MATERIALS PROVIDED Start Marker
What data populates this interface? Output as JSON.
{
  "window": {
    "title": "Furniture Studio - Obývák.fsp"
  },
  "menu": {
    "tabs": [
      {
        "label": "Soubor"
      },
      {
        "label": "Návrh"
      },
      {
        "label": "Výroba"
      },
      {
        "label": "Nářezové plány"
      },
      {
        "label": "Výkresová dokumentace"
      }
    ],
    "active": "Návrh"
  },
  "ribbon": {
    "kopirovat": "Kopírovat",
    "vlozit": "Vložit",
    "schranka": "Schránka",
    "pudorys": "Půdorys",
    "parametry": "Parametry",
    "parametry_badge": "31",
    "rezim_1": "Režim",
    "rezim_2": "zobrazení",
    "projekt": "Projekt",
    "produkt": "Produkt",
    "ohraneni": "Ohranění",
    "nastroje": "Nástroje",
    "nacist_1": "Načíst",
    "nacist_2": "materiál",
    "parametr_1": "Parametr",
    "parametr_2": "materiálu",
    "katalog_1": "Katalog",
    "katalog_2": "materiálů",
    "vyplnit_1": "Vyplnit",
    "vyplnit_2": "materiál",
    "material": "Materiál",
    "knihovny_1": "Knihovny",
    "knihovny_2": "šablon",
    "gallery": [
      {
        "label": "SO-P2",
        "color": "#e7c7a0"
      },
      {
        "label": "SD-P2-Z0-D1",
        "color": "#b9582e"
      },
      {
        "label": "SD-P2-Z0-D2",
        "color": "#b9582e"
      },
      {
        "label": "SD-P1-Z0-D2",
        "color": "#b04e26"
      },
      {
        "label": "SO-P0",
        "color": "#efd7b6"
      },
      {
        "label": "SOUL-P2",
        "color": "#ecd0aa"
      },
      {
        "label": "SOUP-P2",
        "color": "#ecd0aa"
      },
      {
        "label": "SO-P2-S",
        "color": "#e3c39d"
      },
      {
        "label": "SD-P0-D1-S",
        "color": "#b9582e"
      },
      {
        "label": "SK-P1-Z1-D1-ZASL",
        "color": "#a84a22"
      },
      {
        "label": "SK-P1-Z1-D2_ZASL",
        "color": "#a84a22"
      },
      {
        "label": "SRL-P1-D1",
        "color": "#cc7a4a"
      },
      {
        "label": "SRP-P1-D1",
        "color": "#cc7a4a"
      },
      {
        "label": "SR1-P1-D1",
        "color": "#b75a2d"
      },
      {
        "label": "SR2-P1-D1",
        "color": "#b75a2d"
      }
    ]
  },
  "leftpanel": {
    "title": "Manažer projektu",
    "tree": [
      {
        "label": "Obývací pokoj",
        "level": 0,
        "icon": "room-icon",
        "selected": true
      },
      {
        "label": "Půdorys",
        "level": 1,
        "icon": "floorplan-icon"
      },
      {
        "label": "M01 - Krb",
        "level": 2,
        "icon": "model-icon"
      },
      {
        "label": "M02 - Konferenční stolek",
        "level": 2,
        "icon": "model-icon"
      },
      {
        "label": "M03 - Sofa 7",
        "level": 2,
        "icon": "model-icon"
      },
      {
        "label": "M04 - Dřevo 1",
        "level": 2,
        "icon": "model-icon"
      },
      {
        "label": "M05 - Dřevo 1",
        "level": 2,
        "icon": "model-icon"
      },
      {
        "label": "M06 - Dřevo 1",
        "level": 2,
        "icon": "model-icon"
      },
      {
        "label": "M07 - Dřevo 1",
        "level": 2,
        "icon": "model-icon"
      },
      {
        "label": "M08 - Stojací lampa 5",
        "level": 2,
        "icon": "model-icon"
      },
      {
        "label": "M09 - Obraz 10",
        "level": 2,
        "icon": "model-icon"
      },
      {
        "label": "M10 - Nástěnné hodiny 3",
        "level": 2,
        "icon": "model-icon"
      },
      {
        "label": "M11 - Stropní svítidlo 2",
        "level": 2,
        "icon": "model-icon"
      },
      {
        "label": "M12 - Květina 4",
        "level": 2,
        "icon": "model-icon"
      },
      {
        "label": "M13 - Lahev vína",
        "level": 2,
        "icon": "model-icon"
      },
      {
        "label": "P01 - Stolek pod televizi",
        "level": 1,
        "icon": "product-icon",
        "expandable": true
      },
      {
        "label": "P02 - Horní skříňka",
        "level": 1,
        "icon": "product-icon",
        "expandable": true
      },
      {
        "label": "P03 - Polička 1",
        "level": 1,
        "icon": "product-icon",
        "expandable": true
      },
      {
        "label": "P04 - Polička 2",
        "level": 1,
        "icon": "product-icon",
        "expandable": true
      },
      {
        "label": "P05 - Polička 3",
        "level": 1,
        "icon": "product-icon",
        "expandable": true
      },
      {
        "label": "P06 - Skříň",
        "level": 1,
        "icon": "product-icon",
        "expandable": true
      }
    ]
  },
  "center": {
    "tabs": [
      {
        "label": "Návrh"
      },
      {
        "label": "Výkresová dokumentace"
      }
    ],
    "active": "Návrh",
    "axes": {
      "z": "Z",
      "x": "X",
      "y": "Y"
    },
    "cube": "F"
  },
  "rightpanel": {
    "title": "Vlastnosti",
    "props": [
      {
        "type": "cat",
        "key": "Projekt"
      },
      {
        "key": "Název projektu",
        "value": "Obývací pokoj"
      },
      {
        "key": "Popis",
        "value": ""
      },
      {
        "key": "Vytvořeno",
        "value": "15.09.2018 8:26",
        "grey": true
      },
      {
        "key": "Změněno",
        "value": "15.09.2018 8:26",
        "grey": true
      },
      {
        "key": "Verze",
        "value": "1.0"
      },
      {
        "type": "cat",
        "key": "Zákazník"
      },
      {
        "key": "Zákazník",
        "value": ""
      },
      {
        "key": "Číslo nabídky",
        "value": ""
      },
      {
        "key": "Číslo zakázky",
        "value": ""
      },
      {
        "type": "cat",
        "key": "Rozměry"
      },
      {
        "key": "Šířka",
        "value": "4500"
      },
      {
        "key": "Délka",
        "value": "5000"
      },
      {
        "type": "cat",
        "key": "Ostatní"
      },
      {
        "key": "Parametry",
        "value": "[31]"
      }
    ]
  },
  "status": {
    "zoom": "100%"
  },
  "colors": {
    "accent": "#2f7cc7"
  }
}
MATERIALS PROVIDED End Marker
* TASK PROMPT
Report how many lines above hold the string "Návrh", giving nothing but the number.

* RESPONSE
4